The volatility of gasoline prices and recent high fuel prices continue to generate discussion about market fairness and the competitive nature of the retail gasoline market in Canada. The Liberal government understood the majority of the pump price of gasoline comes from the price of crude oil, a globally traded commodity. The Liberal government acted to diversify our fuel supply. Some examples include the fact that we supported initiatives that would diversify Canada's fuel supply, such as Alberta's oil sands, Hibernia in Newfoundland and Labrador and Nova Scotia's Terra Nova.
We worked toward increasing performance standards for vehicles to make them more fuel efficient. We invested money in green fuel research and used fiscal policy to promote the development of green energy.
We also developed EnerGuide to promote energy efficiency in homes and places of business, which was a very popular program among many people in Canada. Sadly, this program fell victim to the minority Conservative government's radical cuts.
The Liberal Party is certainly sympathetic to consumers paying high prices for gasoline and our record shows this. We support any measure that increases transparency in the international and domestic markets for gasoline.
This motion proposes to strengthen the Competition Act to allow for investigations into gasoline prices and, specifically, their relationship to the refining margin and corporate profits. Therefore, I am pleased to support it today.
On October 6, 2005, the Liberal Party introduced measures to strengthen transparency in the energy market. As part of Bill C-66, $13 million was set aside to give Canada's Competition Bureau more powers and to strengthen the Competition Act in response to high energy costs. I would like to acknowledge the work of my colleague from Pickering—Scarborough East. In the years that I have been here this is an issue that he has championed all of those years to try to get changes.
This would have given Canada's Competition Bureau more powers and would have strengthened the Competition Act. Bill C-66 also committed $15 million to establish an office of energy price information to monitor energy price fluctuations and provide clear current information to Canadians. However, Bill C-66 was one of the first casualties of the minority Conservative government when it took power.

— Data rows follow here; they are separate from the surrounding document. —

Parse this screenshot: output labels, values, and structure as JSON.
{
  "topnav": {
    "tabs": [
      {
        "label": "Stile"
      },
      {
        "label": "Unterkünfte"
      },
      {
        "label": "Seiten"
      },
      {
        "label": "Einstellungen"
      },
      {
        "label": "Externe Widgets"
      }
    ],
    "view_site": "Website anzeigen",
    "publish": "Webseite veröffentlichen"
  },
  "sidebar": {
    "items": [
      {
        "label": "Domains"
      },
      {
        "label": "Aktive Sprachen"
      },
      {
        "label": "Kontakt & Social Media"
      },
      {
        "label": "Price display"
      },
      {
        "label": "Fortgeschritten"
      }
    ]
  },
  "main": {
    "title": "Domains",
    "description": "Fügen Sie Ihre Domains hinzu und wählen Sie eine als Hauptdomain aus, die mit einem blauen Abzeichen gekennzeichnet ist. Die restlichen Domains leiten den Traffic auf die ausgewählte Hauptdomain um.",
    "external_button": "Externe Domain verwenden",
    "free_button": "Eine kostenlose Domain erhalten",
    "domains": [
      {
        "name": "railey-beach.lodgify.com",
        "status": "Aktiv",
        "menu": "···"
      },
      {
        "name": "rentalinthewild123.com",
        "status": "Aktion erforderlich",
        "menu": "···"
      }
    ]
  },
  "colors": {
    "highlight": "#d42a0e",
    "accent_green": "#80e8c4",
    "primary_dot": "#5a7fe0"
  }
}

The Conservative government has flip-flopped on this issue since the first days of the minority Conservative government. The Prime Minister had pledged to Canadians that a Conservative government would eliminate the GST on gas entirely if prices escalated above 85¢ per litre and is now reneging on that commitment. It is another broken promise.
If that is not bad enough, after long advocating tax relief for motorists, the Prime Minister has told Canadians that they will need to get used to gas prices being this high. High gas prices are not the only thing Canadians will need to get used to under the government. The list includes sarcasm, arrogance, hypocrisy, flip-flops, contradictions and more broken promises.